Problem statement>
Reproduce verbatim all of the data given below, but do not carry over the images.

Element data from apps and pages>
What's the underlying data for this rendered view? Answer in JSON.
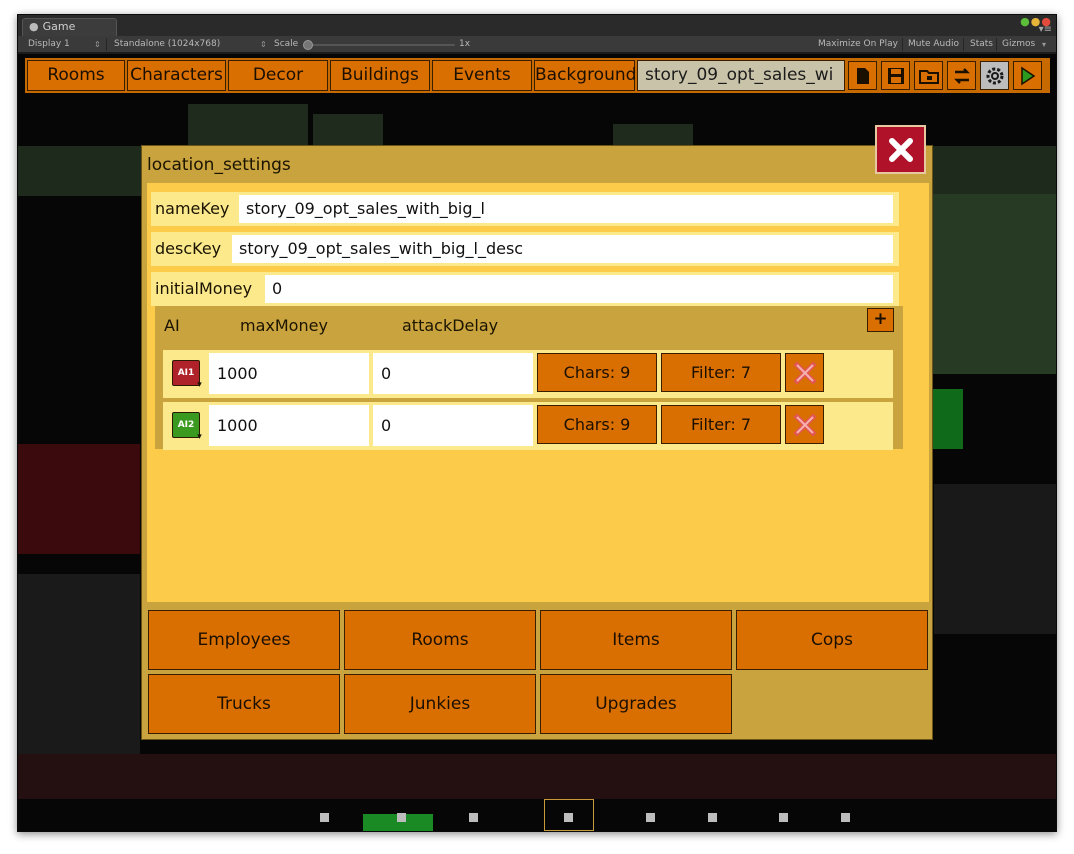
{
  "window": {
    "tab_title": "Game"
  },
  "toolbar": {
    "display": "Display 1",
    "resolution": "Standalone (1024x768)",
    "scale_label": "Scale",
    "scale_value": "1x",
    "maximize": "Maximize On Play",
    "mute": "Mute Audio",
    "stats": "Stats",
    "gizmos": "Gizmos"
  },
  "nav": {
    "tabs": [
      "Rooms",
      "Characters",
      "Decor",
      "Buildings",
      "Events",
      "Background"
    ],
    "active_tab": "story_09_opt_sales_wi",
    "icons": [
      "new-file-icon",
      "save-icon",
      "open-folder-icon",
      "swap-icon",
      "settings-gear-icon",
      "play-icon"
    ]
  },
  "dialog": {
    "title": "location_settings",
    "fields": [
      {
        "label": "nameKey",
        "value": "story_09_opt_sales_with_big_l"
      },
      {
        "label": "descKey",
        "value": "story_09_opt_sales_with_big_l_desc"
      },
      {
        "label": "initialMoney",
        "value": "0"
      }
    ],
    "ai_table": {
      "headers": [
        "AI",
        "maxMoney",
        "attackDelay"
      ],
      "add_label": "+",
      "rows": [
        {
          "badge": "AI1",
          "color": "#b0222a",
          "max_money": "1000",
          "attack_delay": "0",
          "chars": "Chars: 9",
          "filter": "Filter: 7"
        },
        {
          "badge": "AI2",
          "color": "#3a9a20",
          "max_money": "1000",
          "attack_delay": "0",
          "chars": "Chars: 9",
          "filter": "Filter: 7"
        }
      ]
    },
    "categories": [
      "Employees",
      "Rooms",
      "Items",
      "Cops",
      "Trucks",
      "Junkies",
      "Upgrades"
    ]
  },
  "colors": {
    "accent_orange": "#d96f00",
    "panel_gold": "#c9a33e",
    "panel_yellow": "#fccb4a",
    "close_red": "#b0122a"
  },
  "pager": {
    "page_count": 8,
    "selected_index": 3
  }
}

Worked solution>
What's the underlying data for this rendered view? Answer in JSON.
{
  "window": {
    "tab_title": "Game"
  },
  "toolbar": {
    "display": "Display 1",
    "resolution": "Standalone (1024x768)",
    "scale_label": "Scale",
    "scale_value": "1x",
    "maximize": "Maximize On Play",
    "mute": "Mute Audio",
    "stats": "Stats",
    "gizmos": "Gizmos"
  },
  "nav": {
    "tabs": [
      "Rooms",
      "Characters",
      "Decor",
      "Buildings",
      "Events",
      "Background"
    ],
    "active_tab": "story_09_opt_sales_wi",
    "icons": [
      "new-file-icon",
      "save-icon",
      "open-folder-icon",
      "swap-icon",
      "settings-gear-icon",
      "play-icon"
    ]
  },
  "dialog": {
    "title": "location_settings",
    "fields": [
      {
        "label": "nameKey",
        "value": "story_09_opt_sales_with_big_l"
      },
      {
        "label": "descKey",
        "value": "story_09_opt_sales_with_big_l_desc"
      },
      {
        "label": "initialMoney",
        "value": "0"
      }
    ],
    "ai_table": {
      "headers": [
        "AI",
        "maxMoney",
        "attackDelay"
      ],
      "add_label": "+",
      "rows": [
        {
          "badge": "AI1",
          "color": "#b0222a",
          "max_money": "1000",
          "attack_delay": "0",
          "chars": "Chars: 9",
          "filter": "Filter: 7"
        },
        {
          "badge": "AI2",
          "color": "#3a9a20",
          "max_money": "1000",
          "attack_delay": "0",
          "chars": "Chars: 9",
          "filter": "Filter: 7"
        }
      ]
    },
    "categories": [
      "Employees",
      "Rooms",
      "Items",
      "Cops",
      "Trucks",
      "Junkies",
      "Upgrades"
    ]
  },
  "colors": {
    "accent_orange": "#d96f00",
    "panel_gold": "#c9a33e",
    "panel_yellow": "#fccb4a",
    "close_red": "#b0122a"
  },
  "pager": {
    "page_count": 8,
    "selected_index": 3
  }
}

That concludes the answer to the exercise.